--- What needs to be done ---
What is needed is a word-for-word copy of the records below.

--- Records shown ---
★ ★ ★ ★ ★

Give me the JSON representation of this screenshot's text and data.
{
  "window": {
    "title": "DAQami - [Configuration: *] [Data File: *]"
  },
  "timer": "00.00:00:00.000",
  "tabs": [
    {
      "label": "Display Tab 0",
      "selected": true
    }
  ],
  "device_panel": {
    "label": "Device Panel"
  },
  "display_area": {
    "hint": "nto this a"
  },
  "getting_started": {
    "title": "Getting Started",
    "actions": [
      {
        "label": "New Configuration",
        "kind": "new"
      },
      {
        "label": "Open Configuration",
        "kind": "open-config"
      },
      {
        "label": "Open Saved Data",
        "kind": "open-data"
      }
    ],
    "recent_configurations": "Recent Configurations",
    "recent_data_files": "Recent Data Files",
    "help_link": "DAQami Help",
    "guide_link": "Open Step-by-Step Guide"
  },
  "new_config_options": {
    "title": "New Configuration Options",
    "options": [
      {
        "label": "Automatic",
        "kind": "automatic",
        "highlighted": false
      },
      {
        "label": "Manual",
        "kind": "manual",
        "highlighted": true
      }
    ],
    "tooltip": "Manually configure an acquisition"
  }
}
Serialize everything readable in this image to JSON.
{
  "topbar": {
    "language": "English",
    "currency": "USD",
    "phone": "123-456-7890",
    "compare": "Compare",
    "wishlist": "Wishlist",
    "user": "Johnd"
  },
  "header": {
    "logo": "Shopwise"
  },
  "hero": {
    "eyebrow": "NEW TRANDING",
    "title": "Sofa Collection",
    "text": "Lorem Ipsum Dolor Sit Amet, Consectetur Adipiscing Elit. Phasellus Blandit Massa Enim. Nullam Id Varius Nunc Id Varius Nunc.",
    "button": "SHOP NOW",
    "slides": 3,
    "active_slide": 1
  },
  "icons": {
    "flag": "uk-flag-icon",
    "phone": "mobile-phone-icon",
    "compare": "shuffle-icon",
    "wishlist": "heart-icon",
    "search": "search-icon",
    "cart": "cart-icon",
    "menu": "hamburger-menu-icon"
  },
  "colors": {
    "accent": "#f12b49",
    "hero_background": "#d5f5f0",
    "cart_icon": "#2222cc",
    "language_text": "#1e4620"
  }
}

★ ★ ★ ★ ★

--- Output for this exercise ---
Give me the JSON representation of this screenshot's text and data.
{
  "window": {
    "title": "DAQami - [Configuration: *] [Data File: *]"
  },
  "timer": "00.00:00:00.000",
  "tabs": [
    {
      "label": "Display Tab 0",
      "selected": true
    }
  ],
  "device_panel": {
    "label": "Device Panel"
  },
  "display_area": {
    "hint": "nto this a"
  },
  "getting_started": {
    "title": "Getting Started",
    "actions": [
      {
        "label": "New Configuration",
        "kind": "new"
      },
      {
        "label": "Open Configuration",
        "kind": "open-config"
      },
      {
        "label": "Open Saved Data",
        "kind": "open-data"
      }
    ],
    "recent_configurations": "Recent Configurations",
    "recent_data_files": "Recent Data Files",
    "help_link": "DAQami Help",
    "guide_link": "Open Step-by-Step Guide"
  },
  "new_config_options": {
    "title": "New Configuration Options",
    "options": [
      {
        "label": "Automatic",
        "kind": "automatic",
        "highlighted": false
      },
      {
        "label": "Manual",
        "kind": "manual",
        "highlighted": true
      }
    ],
    "tooltip": "Manually configure an acquisition"
  }
}
Serialize everything readable in this image to JSON.
{
  "topbar": {
    "language": "English",
    "currency": "USD",
    "phone": "123-456-7890",
    "compare": "Compare",
    "wishlist": "Wishlist",
    "user": "Johnd"
  },
  "header": {
    "logo": "Shopwise"
  },
  "hero": {
    "eyebrow": "NEW TRANDING",
    "title": "Sofa Collection",
    "text": "Lorem Ipsum Dolor Sit Amet, Consectetur Adipiscing Elit. Phasellus Blandit Massa Enim. Nullam Id Varius Nunc Id Varius Nunc.",
    "button": "SHOP NOW",
    "slides": 3,
    "active_slide": 1
  },
  "icons": {
    "flag": "uk-flag-icon",
    "phone": "mobile-phone-icon",
    "compare": "shuffle-icon",
    "wishlist": "heart-icon",
    "search": "search-icon",
    "cart": "cart-icon",
    "menu": "hamburger-menu-icon"
  },
  "colors": {
    "accent": "#f12b49",
    "hero_background": "#d5f5f0",
    "cart_icon": "#2222cc",
    "language_text": "#1e4620"
  }
}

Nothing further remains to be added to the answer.